If you’re looking for a bit of exploration and a lot of rich and diverse history, then Saudi Arabia is the perfect destination, filled with historical sites from its very north to its very south. One such place definitely worth visiting is Al-Okhdood, an archaeological site located just a short drive from a nearby town in Najran, southwestern Saudi Arabia.
Once you enter Al-Okhdood, you quickly realize why it has become an important historical and tourism hotspot. A short stroll into the fields and you will come across a scattering of ancient blocks and structures that once used to be houses, and a closer look might reveal something even more fascinating: carved inscriptions, many that include drawings such as human hands and horses, and alphabets from an ancient language, from earlier times.
A testament to the significance of this inspiring creature, in the north of #Najran, #SaudiArabia, the largest ever camel inscription ever discovered awaits the desert’s passersby— SAPRAC (@SapracOrg) July 11, 2020
Indeed, surrounded by mystery at first glance, Al-Okhdood, and more so Najran as a whole, actually has a rich history dating back some 2,000 years. The area of Najran itself was once known for its striving Jewish communities, claiming to be descendants of the ten lost tribes of the Israelite Empire. Al-Okhdood, now abandoned, is believed to have been one of their towns. Centuries ago, it also served as a vital passing point for the “incense trade route”, where traders made their way from Yemen to the Levant, and it also witnessed a handful of conquests throughout the ages, from other civilizations and within.
But, if the history of Al-Okhdood is already well-known by locals, what new discoveries have archaeologists unearthed? Under the guidance of the Saudi Commission for Tourism and National Heritage, archaeologists continue to discover new findings, such as a few remnants such as potteries, silver, bronze, and glass, all of which now serve as small but tantalizing clues to the lifestyle of the people who were once occupants of Al-Okhdood. More recent structures such as a mosque built during the first century A.H. and a handful of houses and fences have been discovered as well, and surely more of the region’s history will be uncovered with time.
A pottery jar containing more than 1000 antic coins, metal seals and stones with inscriptions by Ancient South Arabian script (Musnad) dating back to the first century AD was found at Al-Okhdood in Najran pic.twitter.com/VCjTezcXzw— Abdulaziz M. Alhendi (@azizalhinde) April 12, 2018
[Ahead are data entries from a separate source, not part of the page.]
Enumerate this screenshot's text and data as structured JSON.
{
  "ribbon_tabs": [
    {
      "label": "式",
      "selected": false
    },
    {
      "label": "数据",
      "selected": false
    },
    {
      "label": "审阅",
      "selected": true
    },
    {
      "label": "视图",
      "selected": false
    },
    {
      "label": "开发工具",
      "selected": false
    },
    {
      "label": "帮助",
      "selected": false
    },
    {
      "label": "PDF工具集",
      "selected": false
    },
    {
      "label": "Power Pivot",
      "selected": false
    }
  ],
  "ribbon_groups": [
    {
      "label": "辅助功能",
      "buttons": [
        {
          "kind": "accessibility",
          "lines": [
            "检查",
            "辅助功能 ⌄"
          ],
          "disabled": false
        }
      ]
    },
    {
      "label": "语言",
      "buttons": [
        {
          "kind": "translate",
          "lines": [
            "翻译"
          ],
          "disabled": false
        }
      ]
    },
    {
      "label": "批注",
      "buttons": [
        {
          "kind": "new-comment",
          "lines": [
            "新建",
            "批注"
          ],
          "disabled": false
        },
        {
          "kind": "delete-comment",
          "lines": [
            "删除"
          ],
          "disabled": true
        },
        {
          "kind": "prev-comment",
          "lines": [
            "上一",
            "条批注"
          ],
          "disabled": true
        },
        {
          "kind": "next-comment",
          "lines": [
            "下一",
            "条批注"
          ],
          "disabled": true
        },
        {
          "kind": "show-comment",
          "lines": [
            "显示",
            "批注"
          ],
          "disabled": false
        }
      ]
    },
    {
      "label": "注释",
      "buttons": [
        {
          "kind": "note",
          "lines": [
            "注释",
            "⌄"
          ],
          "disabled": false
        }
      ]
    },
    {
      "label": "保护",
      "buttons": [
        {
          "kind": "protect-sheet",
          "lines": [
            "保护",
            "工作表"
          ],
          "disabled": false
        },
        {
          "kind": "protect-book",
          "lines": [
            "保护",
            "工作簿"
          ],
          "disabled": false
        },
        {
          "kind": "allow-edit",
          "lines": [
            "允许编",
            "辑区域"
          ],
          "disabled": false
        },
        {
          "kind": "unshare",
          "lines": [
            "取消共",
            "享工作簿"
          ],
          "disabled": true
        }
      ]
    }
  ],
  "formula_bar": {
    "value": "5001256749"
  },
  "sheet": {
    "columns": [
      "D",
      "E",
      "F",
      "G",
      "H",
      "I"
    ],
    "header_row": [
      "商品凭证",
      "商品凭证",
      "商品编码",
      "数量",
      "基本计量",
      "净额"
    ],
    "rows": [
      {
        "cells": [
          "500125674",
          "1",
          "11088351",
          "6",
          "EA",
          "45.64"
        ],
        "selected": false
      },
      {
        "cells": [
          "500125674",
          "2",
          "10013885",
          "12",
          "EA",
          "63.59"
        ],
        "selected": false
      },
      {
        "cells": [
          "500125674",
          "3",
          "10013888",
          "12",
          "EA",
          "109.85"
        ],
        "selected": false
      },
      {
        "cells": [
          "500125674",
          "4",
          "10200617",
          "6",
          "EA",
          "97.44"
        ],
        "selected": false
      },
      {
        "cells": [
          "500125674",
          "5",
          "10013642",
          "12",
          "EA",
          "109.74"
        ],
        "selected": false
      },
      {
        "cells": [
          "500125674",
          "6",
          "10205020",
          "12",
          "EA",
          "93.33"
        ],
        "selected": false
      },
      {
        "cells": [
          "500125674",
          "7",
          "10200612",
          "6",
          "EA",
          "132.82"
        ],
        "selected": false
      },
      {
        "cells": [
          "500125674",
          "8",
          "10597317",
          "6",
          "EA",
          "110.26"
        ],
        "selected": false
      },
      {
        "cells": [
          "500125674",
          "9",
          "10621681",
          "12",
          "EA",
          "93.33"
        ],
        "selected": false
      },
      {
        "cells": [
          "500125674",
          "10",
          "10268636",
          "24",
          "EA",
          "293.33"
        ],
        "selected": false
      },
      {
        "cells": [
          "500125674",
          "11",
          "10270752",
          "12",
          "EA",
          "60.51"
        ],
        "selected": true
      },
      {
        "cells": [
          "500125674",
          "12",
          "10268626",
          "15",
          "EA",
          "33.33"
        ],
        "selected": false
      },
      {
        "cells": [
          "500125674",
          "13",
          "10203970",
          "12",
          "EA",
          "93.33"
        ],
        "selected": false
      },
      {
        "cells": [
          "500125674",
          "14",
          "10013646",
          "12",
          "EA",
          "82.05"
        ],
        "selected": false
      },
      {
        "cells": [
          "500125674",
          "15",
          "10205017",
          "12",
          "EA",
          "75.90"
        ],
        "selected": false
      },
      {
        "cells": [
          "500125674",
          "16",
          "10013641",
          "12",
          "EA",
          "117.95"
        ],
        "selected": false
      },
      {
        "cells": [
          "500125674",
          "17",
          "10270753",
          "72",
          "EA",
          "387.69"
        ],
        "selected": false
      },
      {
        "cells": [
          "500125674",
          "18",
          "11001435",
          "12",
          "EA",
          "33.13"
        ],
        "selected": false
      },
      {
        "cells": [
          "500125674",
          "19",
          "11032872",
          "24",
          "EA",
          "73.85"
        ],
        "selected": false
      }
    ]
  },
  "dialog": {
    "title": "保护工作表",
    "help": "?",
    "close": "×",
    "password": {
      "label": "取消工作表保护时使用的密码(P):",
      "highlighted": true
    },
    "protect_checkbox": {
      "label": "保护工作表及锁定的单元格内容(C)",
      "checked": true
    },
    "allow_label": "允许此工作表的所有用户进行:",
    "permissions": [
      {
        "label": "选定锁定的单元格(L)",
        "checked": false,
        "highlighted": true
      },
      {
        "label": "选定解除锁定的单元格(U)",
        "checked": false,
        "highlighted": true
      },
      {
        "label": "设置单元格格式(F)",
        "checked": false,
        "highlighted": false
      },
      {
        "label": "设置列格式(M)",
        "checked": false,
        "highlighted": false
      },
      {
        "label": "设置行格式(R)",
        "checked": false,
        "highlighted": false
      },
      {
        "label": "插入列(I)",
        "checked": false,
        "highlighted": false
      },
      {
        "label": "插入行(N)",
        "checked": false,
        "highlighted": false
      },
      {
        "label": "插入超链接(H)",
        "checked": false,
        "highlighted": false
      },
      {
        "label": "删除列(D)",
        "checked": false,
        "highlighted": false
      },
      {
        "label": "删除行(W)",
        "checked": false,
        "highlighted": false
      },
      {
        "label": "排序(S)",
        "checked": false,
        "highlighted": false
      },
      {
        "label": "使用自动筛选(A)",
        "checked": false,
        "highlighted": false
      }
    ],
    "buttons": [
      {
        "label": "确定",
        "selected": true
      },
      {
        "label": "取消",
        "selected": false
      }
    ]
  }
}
Najran also has a fascinating museum, which proudly features some of these ancient items including a bronze lion head, and for those who prefer the outdoors, the archaeological site itself now provides sitting areas and cafes to visitors.